The later section Section 16.7 explains what happens when pages are swapped out. As we indicated at the beginning of this chapter, swapping out pages is a last resort and appears as part of a general strategy to free memory that uses other tactics as well. In this section, we show how the kernel performs a swap out. This is achieved by a series of functions called in cascading fashion. Let’s start with the functions at the higher level.
swap_out( ) function acts on a single
classzone parameter that specifies the memory zone
from which pages should be swapped out (see Section 7.1.2). Two other parameters,
gfp_mask, are not
swap_out( ) function scans existing memory
descriptors and tries to swap out the pages referenced in each
process’s Page Tables. It terminates as soon as one
of the following conditions occurs:
The function succeeds in releasing
SWAP_CLUSTER_MAX page frames (by default, 32). A
page frame is considered released when it is removed from the Page
Tables of all processes that share it.
The function scans n memory descriptors, where n is the length of the memory descriptor list when the function starts.
To ensure that all processes are evenly penalized by
swap_out( ), the function starts scanning the list
from the memory descriptor that was last analyzed in the previous

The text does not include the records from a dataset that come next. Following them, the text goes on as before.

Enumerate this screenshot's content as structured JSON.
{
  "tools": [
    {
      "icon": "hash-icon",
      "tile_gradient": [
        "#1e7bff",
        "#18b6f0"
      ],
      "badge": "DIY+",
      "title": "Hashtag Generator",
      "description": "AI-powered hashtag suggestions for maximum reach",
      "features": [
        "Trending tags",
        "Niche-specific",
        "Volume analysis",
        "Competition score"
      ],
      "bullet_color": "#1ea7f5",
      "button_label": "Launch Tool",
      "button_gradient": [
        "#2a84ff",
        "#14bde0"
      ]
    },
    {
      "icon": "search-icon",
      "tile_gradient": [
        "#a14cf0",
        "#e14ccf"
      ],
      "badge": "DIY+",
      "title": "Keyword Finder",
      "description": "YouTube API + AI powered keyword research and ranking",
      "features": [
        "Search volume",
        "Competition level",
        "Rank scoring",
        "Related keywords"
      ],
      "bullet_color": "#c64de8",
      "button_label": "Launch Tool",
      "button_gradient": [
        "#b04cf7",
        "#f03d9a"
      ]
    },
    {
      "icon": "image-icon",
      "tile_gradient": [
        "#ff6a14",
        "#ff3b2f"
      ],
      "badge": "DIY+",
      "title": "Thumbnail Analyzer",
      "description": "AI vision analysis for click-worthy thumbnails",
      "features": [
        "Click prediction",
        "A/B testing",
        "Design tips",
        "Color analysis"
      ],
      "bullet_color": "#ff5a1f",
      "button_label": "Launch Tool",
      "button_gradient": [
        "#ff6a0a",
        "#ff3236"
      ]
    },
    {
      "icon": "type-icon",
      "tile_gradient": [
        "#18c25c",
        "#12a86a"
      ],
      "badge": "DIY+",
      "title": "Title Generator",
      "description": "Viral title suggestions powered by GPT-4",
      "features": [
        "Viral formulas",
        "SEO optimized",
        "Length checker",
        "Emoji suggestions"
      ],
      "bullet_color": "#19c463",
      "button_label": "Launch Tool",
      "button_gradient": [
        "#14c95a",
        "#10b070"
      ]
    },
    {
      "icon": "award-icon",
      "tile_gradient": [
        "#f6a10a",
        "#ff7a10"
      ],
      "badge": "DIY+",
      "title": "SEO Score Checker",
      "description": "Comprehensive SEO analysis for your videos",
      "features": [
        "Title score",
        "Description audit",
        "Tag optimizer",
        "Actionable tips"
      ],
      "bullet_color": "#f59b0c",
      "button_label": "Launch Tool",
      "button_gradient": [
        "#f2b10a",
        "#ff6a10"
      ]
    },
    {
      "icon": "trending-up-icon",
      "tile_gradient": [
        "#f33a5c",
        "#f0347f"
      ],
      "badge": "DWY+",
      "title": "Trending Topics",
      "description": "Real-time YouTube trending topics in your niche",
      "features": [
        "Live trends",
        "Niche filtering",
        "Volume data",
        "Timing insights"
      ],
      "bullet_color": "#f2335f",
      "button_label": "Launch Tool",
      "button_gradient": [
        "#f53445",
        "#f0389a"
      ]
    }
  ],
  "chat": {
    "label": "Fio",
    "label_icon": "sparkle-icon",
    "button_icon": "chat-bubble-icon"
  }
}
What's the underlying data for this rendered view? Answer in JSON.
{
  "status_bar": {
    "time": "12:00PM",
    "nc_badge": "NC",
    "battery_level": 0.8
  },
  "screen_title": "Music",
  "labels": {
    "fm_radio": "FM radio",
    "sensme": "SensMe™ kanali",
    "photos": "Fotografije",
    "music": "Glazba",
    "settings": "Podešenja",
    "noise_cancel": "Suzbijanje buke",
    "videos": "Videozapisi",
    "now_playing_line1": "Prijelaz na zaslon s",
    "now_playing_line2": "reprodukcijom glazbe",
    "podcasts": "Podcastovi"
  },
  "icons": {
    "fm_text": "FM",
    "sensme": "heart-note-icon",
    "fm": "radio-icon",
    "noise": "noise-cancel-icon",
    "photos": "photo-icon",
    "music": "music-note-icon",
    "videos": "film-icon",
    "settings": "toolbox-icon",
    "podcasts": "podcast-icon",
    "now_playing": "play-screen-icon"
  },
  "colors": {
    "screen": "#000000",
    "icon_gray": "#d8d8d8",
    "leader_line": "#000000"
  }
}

invocation; the address of this memory descriptor is stored in the
swap_mm global variable.
For each memory descriptor
mm to be considered,